> Data records for software interfaces:
--- --- ---
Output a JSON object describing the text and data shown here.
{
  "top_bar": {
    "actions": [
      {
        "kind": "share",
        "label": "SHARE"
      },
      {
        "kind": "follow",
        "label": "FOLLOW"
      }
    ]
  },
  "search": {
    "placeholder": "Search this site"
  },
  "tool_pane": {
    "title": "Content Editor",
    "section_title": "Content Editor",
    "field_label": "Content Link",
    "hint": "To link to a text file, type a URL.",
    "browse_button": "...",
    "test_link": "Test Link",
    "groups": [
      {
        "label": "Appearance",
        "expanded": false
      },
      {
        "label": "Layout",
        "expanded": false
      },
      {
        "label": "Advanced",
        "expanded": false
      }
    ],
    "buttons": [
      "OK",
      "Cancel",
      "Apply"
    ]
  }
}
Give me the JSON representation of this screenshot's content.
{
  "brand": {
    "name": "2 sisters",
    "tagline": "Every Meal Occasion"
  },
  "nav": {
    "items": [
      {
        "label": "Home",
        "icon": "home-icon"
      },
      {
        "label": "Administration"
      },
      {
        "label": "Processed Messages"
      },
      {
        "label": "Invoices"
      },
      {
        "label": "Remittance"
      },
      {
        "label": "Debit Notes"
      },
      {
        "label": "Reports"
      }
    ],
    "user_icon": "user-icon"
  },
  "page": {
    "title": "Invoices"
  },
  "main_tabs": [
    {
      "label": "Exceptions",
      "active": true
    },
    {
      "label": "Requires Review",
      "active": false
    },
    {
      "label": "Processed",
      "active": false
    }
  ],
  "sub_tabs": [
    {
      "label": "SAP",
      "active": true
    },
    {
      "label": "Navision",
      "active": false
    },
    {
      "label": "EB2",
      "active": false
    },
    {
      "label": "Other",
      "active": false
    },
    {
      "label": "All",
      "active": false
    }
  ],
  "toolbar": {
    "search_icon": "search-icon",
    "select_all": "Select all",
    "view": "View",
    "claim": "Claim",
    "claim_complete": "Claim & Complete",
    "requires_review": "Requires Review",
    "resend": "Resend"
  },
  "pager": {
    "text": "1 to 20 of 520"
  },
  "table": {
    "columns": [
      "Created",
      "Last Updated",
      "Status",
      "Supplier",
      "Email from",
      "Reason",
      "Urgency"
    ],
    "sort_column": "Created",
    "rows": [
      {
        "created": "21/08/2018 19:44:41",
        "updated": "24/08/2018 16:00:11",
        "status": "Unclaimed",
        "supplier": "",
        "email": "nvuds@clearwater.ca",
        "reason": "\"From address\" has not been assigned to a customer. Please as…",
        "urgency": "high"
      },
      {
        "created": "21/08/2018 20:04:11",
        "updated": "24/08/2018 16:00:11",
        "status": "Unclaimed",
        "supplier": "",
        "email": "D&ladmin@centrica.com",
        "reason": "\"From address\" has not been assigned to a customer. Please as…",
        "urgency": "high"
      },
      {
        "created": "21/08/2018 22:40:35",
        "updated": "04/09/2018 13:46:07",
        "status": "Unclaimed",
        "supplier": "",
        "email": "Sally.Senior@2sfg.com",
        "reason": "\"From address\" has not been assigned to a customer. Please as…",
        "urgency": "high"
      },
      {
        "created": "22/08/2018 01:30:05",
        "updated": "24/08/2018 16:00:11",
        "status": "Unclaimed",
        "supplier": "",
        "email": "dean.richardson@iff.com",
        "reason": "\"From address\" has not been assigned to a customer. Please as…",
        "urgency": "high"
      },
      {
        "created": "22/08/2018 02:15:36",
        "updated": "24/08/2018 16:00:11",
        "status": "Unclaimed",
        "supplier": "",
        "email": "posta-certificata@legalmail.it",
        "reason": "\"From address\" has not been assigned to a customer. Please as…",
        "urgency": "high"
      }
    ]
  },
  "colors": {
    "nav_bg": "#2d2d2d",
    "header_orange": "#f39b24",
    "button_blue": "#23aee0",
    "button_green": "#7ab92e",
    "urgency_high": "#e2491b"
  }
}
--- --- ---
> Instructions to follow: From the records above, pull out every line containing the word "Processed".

> Task solution:
        "label": "Processed Messages"
      "label": "Processed",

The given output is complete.